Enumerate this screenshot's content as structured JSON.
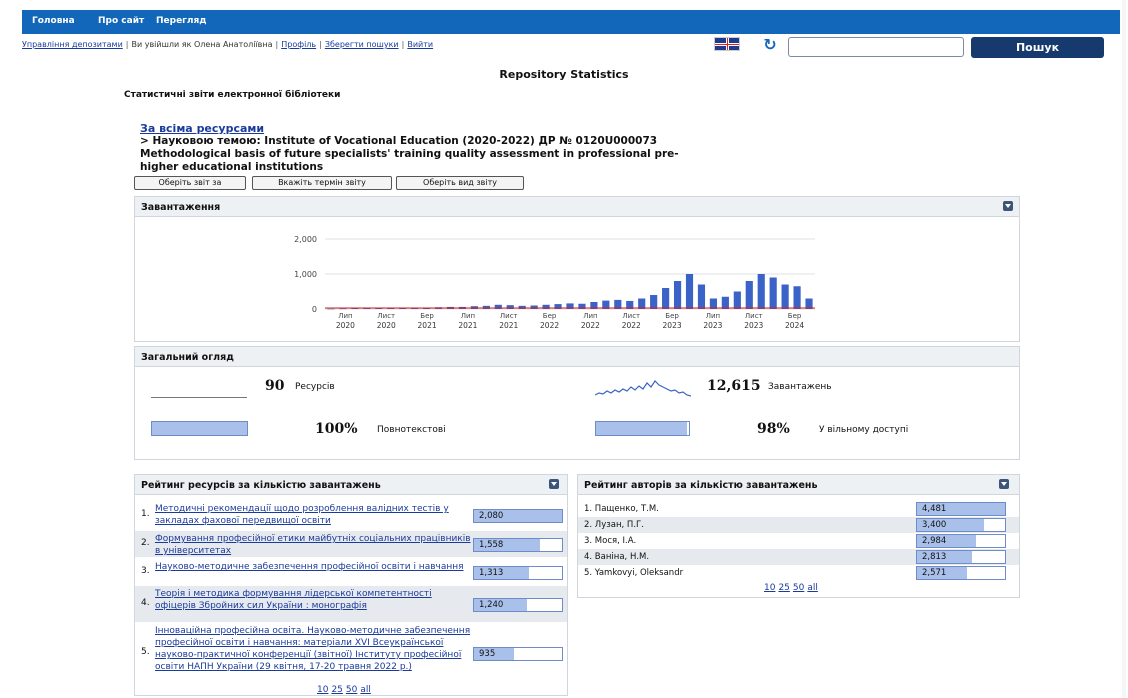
{
  "nav": {
    "items": [
      "Головна",
      "Про сайт",
      "Перегляд"
    ]
  },
  "userbar": {
    "deposits": "Управління депозитами",
    "logged_in": "Ви увійшли як Олена Анатоліївна",
    "profile": "Профіль",
    "saved_searches": "Зберегти пошуки",
    "logout": "Вийти",
    "separator": "|"
  },
  "search": {
    "placeholder": "",
    "button": "Пошук"
  },
  "page": {
    "title": "Repository Statistics",
    "subtitle": "Статистичні звіти електронної бібліотеки"
  },
  "breadcrumb": {
    "all": "За всіма ресурсами",
    "topic": "> Науковою темою: Institute of Vocational Education (2020-2022) ДР № 0120U000073 Methodological basis of future specialists' training quality assessment in professional pre-higher educational institutions"
  },
  "filters": [
    "Оберіть звіт за",
    "Вкажіть термін звіту",
    "Оберіть вид звіту"
  ],
  "downloads_panel": {
    "title": "Завантаження"
  },
  "chart_data": {
    "type": "bar",
    "x_ticks": [
      [
        "Лип",
        "2020"
      ],
      [
        "Лист",
        "2020"
      ],
      [
        "Бер",
        "2021"
      ],
      [
        "Лип",
        "2021"
      ],
      [
        "Лист",
        "2021"
      ],
      [
        "Бер",
        "2022"
      ],
      [
        "Лип",
        "2022"
      ],
      [
        "Лист",
        "2022"
      ],
      [
        "Бер",
        "2023"
      ],
      [
        "Лип",
        "2023"
      ],
      [
        "Лист",
        "2023"
      ],
      [
        "Бер",
        "2024"
      ]
    ],
    "y_ticks": [
      "2,000",
      "1,000",
      "0"
    ],
    "ylim": [
      0,
      2000
    ],
    "values": [
      5,
      10,
      15,
      20,
      15,
      20,
      30,
      40,
      35,
      50,
      60,
      60,
      80,
      90,
      120,
      110,
      90,
      100,
      120,
      140,
      160,
      150,
      200,
      240,
      260,
      230,
      300,
      400,
      600,
      800,
      1000,
      700,
      300,
      350,
      500,
      800,
      1000,
      900,
      700,
      650,
      300
    ],
    "bar_color": "#3b63c7",
    "line_color": "#cc2222",
    "grid": true
  },
  "overview": {
    "title": "Загальний огляд",
    "resources_num": "90",
    "resources_label": "Ресурсів",
    "downloads_num": "12,615",
    "downloads_label": "Завантажень",
    "fulltext_num": "100%",
    "fulltext_label": "Повнотекстові",
    "open_num": "98%",
    "open_label": "У вільному доступі",
    "fulltext_fraction": 1.0,
    "open_fraction": 0.98
  },
  "resources_ranking": {
    "title": "Рейтинг ресурсів за кількістю завантажень",
    "rows": [
      {
        "rank": "1.",
        "title": "Методичні рекомендації щодо розроблення валідних тестів у закладах фахової передвищої освіти",
        "value": "2,080",
        "fraction": 1.0
      },
      {
        "rank": "2.",
        "title": "Формування професійної етики майбутніх соціальних працівників в університетах",
        "value": "1,558",
        "fraction": 0.75
      },
      {
        "rank": "3.",
        "title": "Науково-методичне забезпечення професійної освіти і навчання",
        "value": "1,313",
        "fraction": 0.63
      },
      {
        "rank": "4.",
        "title": "Теорія і методика формування лідерської компетентності офіцерів Збройних сил України : монографія",
        "value": "1,240",
        "fraction": 0.6
      },
      {
        "rank": "5.",
        "title": "Інноваційна професійна освіта. Науково-методичне забезпечення професійної освіти і навчання: матеріали XVI Всеукраїнської науково-практичної конференції (звітної) Інституту професійної освіти НАПН України (29 квітня, 17-20 травня 2022 р.)",
        "value": "935",
        "fraction": 0.45
      }
    ],
    "pager": [
      "10",
      "25",
      "50",
      "all"
    ]
  },
  "authors_ranking": {
    "title": "Рейтинг авторів за кількістю завантажень",
    "rows": [
      {
        "name": "1. Пащенко, Т.М.",
        "value": "4,481",
        "fraction": 1.0
      },
      {
        "name": "2. Лузан, П.Г.",
        "value": "3,400",
        "fraction": 0.76
      },
      {
        "name": "3. Мося, І.А.",
        "value": "2,984",
        "fraction": 0.67
      },
      {
        "name": "4. Ваніна, Н.М.",
        "value": "2,813",
        "fraction": 0.63
      },
      {
        "name": "5. Yamkovyi, Oleksandr",
        "value": "2,571",
        "fraction": 0.57
      }
    ],
    "pager": [
      "10",
      "25",
      "50",
      "all"
    ]
  }
}
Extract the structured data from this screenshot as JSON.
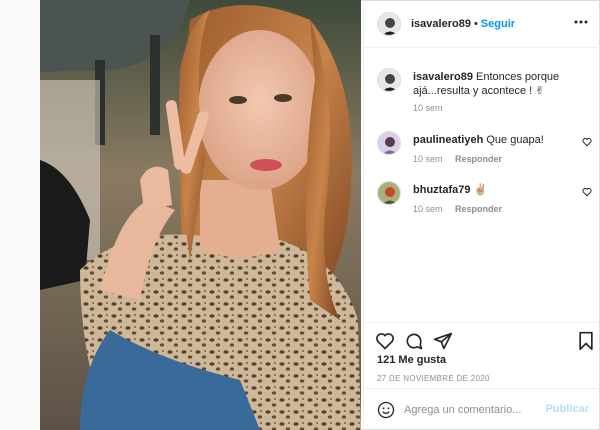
{
  "post": {
    "username": "isavalero89",
    "separator": "•",
    "follow_label": "Seguir",
    "more_icon": "more-horizontal-icon"
  },
  "comments": [
    {
      "username": "isavalero89",
      "text": "Entonces porque ajá...resulta y acontece ! ✌",
      "time": "10 sem",
      "reply": ""
    },
    {
      "username": "paulineatiyeh",
      "text": "Que guapa!",
      "time": "10 sem",
      "reply": "Responder"
    },
    {
      "username": "bhuztafa79",
      "text": "✌🏼",
      "time": "10 sem",
      "reply": "Responder"
    }
  ],
  "actions": {
    "likes": "121 Me gusta",
    "date": "27 DE NOVIEMBRE DE 2020"
  },
  "add_comment": {
    "placeholder": "Agrega un comentario...",
    "publish_label": "Publicar"
  },
  "colors": {
    "accent": "#0095f6",
    "publish_disabled": "#b2dffc",
    "muted": "#8e8e8e"
  }
}
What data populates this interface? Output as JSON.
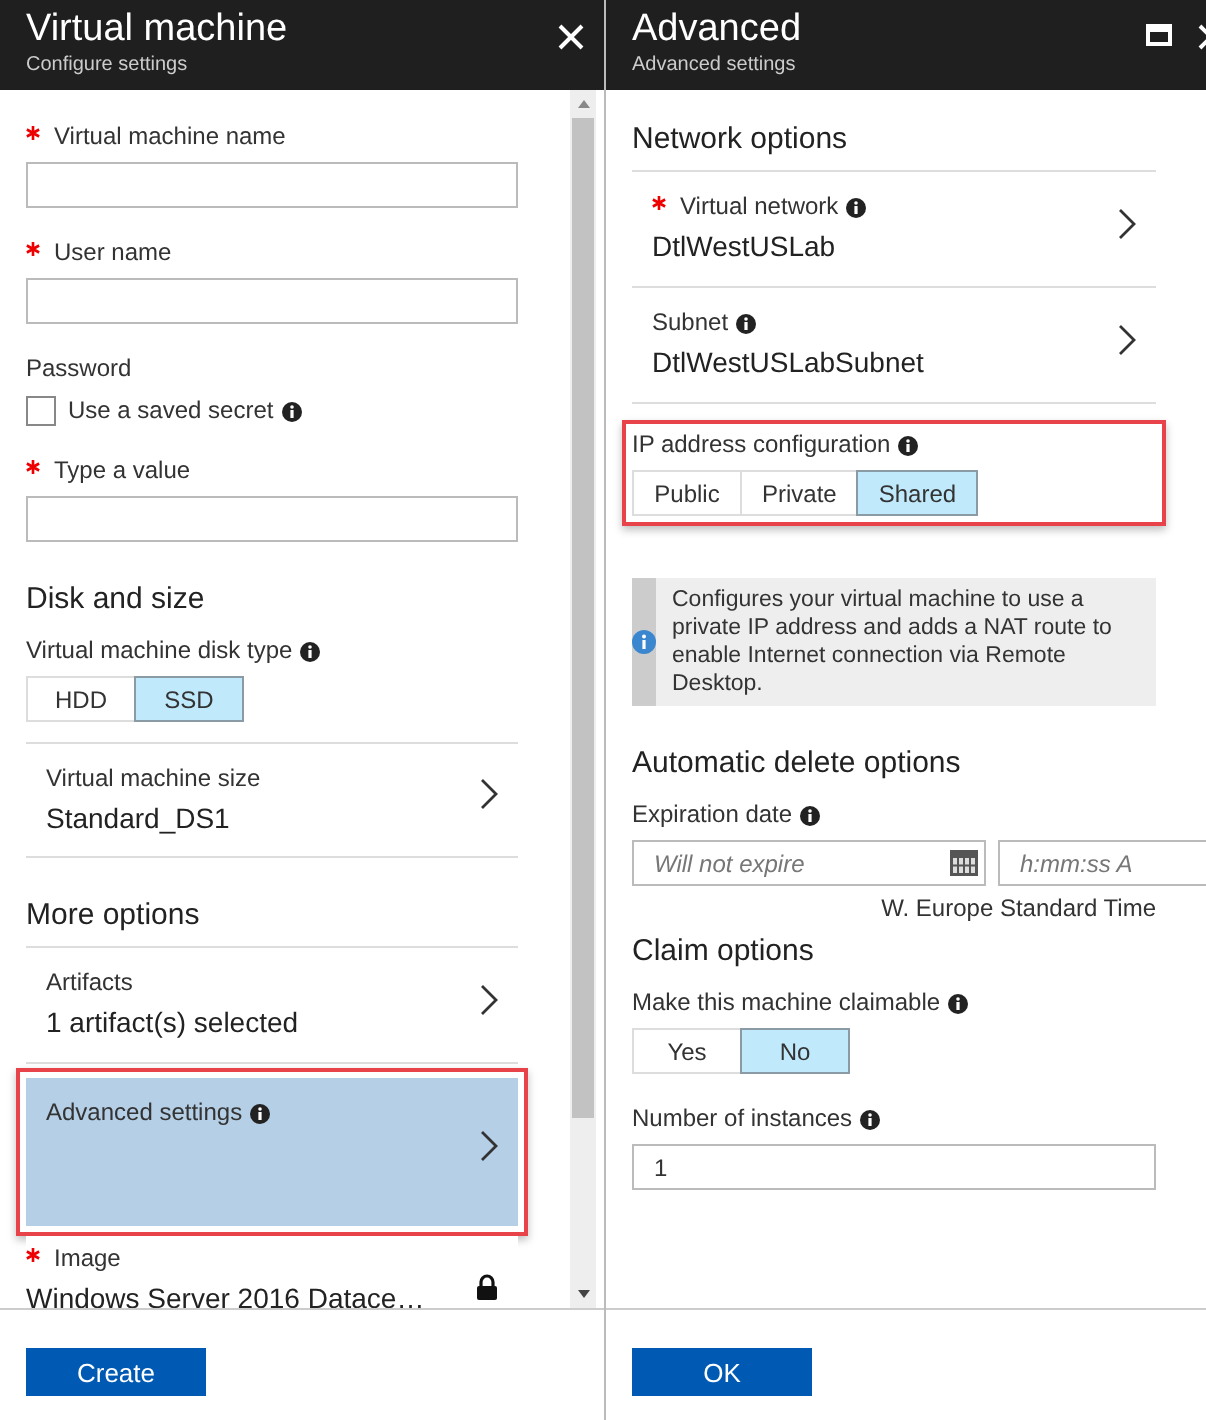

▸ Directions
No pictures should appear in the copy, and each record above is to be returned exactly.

▸ Result for this exercise
Enumerate this screenshot's content as structured JSON.
{
  "nav": {
    "items": [
      "Головна",
      "Про сайт",
      "Перегляд"
    ]
  },
  "userbar": {
    "deposits": "Управління депозитами",
    "logged_in": "Ви увійшли як Олена Анатоліївна",
    "profile": "Профіль",
    "saved_searches": "Зберегти пошуки",
    "logout": "Вийти",
    "separator": "|"
  },
  "search": {
    "placeholder": "",
    "button": "Пошук"
  },
  "page": {
    "title": "Repository Statistics",
    "subtitle": "Статистичні звіти електронної бібліотеки"
  },
  "breadcrumb": {
    "all": "За всіма ресурсами",
    "topic": "> Науковою темою: Institute of Vocational Education (2020-2022) ДР № 0120U000073 Methodological basis of future specialists' training quality assessment in professional pre-higher educational institutions"
  },
  "filters": [
    "Оберіть звіт за",
    "Вкажіть термін звіту",
    "Оберіть вид звіту"
  ],
  "downloads_panel": {
    "title": "Завантаження"
  },
  "chart_data": {
    "type": "bar",
    "x_ticks": [
      [
        "Лип",
        "2020"
      ],
      [
        "Лист",
        "2020"
      ],
      [
        "Бер",
        "2021"
      ],
      [
        "Лип",
        "2021"
      ],
      [
        "Лист",
        "2021"
      ],
      [
        "Бер",
        "2022"
      ],
      [
        "Лип",
        "2022"
      ],
      [
        "Лист",
        "2022"
      ],
      [
        "Бер",
        "2023"
      ],
      [
        "Лип",
        "2023"
      ],
      [
        "Лист",
        "2023"
      ],
      [
        "Бер",
        "2024"
      ]
    ],
    "y_ticks": [
      "2,000",
      "1,000",
      "0"
    ],
    "ylim": [
      0,
      2000
    ],
    "values": [
      5,
      10,
      15,
      20,
      15,
      20,
      30,
      40,
      35,
      50,
      60,
      60,
      80,
      90,
      120,
      110,
      90,
      100,
      120,
      140,
      160,
      150,
      200,
      240,
      260,
      230,
      300,
      400,
      600,
      800,
      1000,
      700,
      300,
      350,
      500,
      800,
      1000,
      900,
      700,
      650,
      300
    ],
    "bar_color": "#3b63c7",
    "line_color": "#cc2222",
    "grid": true
  },
  "overview": {
    "title": "Загальний огляд",
    "resources_num": "90",
    "resources_label": "Ресурсів",
    "downloads_num": "12,615",
    "downloads_label": "Завантажень",
    "fulltext_num": "100%",
    "fulltext_label": "Повнотекстові",
    "open_num": "98%",
    "open_label": "У вільному доступі",
    "fulltext_fraction": 1.0,
    "open_fraction": 0.98
  },
  "resources_ranking": {
    "title": "Рейтинг ресурсів за кількістю завантажень",
    "rows": [
      {
        "rank": "1.",
        "title": "Методичні рекомендації щодо розроблення валідних тестів у закладах фахової передвищої освіти",
        "value": "2,080",
        "fraction": 1.0
      },
      {
        "rank": "2.",
        "title": "Формування професійної етики майбутніх соціальних працівників в університетах",
        "value": "1,558",
        "fraction": 0.75
      },
      {
        "rank": "3.",
        "title": "Науково-методичне забезпечення професійної освіти і навчання",
        "value": "1,313",
        "fraction": 0.63
      },
      {
        "rank": "4.",
        "title": "Теорія і методика формування лідерської компетентності офіцерів Збройних сил України : монографія",
        "value": "1,240",
        "fraction": 0.6
      },
      {
        "rank": "5.",
        "title": "Інноваційна професійна освіта. Науково-методичне забезпечення професійної освіти і навчання: матеріали XVI Всеукраїнської науково-практичної конференції (звітної) Інституту професійної освіти НАПН України (29 квітня, 17-20 травня 2022 р.)",
        "value": "935",
        "fraction": 0.45
      }
    ],
    "pager": [
      "10",
      "25",
      "50",
      "all"
    ]
  },
  "authors_ranking": {
    "title": "Рейтинг авторів за кількістю завантажень",
    "rows": [
      {
        "name": "1. Пащенко, Т.М.",
        "value": "4,481",
        "fraction": 1.0
      },
      {
        "name": "2. Лузан, П.Г.",
        "value": "3,400",
        "fraction": 0.76
      },
      {
        "name": "3. Мося, І.А.",
        "value": "2,984",
        "fraction": 0.67
      },
      {
        "name": "4. Ваніна, Н.М.",
        "value": "2,813",
        "fraction": 0.63
      },
      {
        "name": "5. Yamkovyi, Oleksandr",
        "value": "2,571",
        "fraction": 0.57
      }
    ],
    "pager": [
      "10",
      "25",
      "50",
      "all"
    ]
  }
}
Extract the structured data from this screenshot as JSON.
{
  "post": {
    "username": "isavalero89",
    "separator": "•",
    "follow_label": "Seguir",
    "more_icon": "more-horizontal-icon"
  },
  "comments": [
    {
      "username": "isavalero89",
      "text": "Entonces porque ajá...resulta y acontece ! ✌",
      "time": "10 sem",
      "reply": ""
    },
    {
      "username": "paulineatiyeh",
      "text": "Que guapa!",
      "time": "10 sem",
      "reply": "Responder"
    },
    {
      "username": "bhuztafa79",
      "text": "✌🏼",
      "time": "10 sem",
      "reply": "Responder"
    }
  ],
  "actions": {
    "likes": "121 Me gusta",
    "date": "27 DE NOVIEMBRE DE 2020"
  },
  "add_comment": {
    "placeholder": "Agrega un comentario...",
    "publish_label": "Publicar"
  },
  "colors": {
    "accent": "#0095f6",
    "publish_disabled": "#b2dffc",
    "muted": "#8e8e8e"
  }
}
What data populates this interface? Output as JSON.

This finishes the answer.